      The second half of the Sun Bowl really was a mess, and it isn't that surprising considering the weather that hit the rest of the state of Texas yesterday and today. The only score of the second half came basically of the result of a wildcat carry off a fake jet sweep that went for sixty yards. Falk kept sailing passes or leaving them short in the second half, and I think the conditions have to account for at least a major part of it. Fortunately for Washington State, Leach remembered that his team was allowed to run the ball eventually.

      Most of the time, when they interview new coaches at programs during a bowl, they're in the booth or standing on the sidelines. There, but not there, with the program, but away from it. Mark Richt was on the phone. I guess the charms of west Texas are lost on him, or something.

      I'm trying to come up with a good Columbo joke for this, and it's not there. Shrug.
    1. Matt Kocsan's Avatar
      An oh-by-the-way:

      --I will definitely be keeping up with Navy and Pitt tomorrow, so tune in here to see periodic musings on the game, starting at two o'clock or so, if you're bored at work.

      --I'll try to do the same during Minnesota--Central Michigan, but at some point I should probably cook dinner. I know, I know, I should be more committed.

      --These next five or so days are going to be a blast. Things will really start to happen Tuesday morning and they won't stop until Saturday. I need to get rested before all that, though.
    1. Matt Kocsan's Avatar
      So, it's been a busier day than I've anticipated and I've been less active here than I'd have liked, but if you gave up on Pitt--Navy, the Panthers have climbed back into the game with 2:57 left in the third. While the Midshipmen have been nicely balanced--for them, anyway--on offense today, the Panthers had been turnover-plagued and hadn't scored since the he opening play of the game.

      After finally putting together a touchdown drive, Navy continued to throw and then lost a fumble, which Pitt promptly return for a touchdown. If the Panthers get a stop here at 31-21, look out.
    1. Patrick Sullivan's Avatar
      These Navy unis - especially their helmets - are freaking awesome.
    1. Brian Williams's Avatar
      The Navy uniforms-- the helmets in particular-- are a work of art. Literally. It's the same look they had for the Army-Navy game. The helmets are hand painted and feature a different Naval ship for each position group. Very sweet.

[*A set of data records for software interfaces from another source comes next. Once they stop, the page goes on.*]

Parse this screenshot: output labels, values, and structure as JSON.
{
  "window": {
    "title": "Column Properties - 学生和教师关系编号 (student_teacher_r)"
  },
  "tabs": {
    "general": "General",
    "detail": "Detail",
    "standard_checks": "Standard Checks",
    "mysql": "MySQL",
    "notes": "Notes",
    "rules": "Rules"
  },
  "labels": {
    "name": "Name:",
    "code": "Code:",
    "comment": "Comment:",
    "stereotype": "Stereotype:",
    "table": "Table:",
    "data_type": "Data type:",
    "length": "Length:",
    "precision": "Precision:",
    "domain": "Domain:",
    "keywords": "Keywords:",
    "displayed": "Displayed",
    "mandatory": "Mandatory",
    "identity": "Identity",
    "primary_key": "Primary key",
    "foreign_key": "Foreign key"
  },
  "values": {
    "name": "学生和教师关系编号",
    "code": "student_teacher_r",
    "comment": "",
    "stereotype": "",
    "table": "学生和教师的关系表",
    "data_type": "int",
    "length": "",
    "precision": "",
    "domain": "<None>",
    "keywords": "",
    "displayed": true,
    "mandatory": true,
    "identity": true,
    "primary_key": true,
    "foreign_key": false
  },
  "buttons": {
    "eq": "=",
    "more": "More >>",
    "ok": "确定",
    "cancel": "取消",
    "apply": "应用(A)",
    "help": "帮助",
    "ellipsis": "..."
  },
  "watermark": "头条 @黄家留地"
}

    1. Matt Kocsan's Avatar
      So, on the whole jump-because-defender-entered-the-neutral-zone thing, does the rule state that the offensive player has to be reacting to the defender? Because Pat Narduzzi appears upset about a call against his team for jumping offside, but the offensive player was nowhere near the defender and just seemed to notice that the defender was in the neutral zone and lurched forward. (The defender was a defensive tackle and the offensive player moving was a wingback. I'm pretty certain this was not an involuntary reaction by the wing.) It doesn't bother me, but I'm just wondering how the rule is written.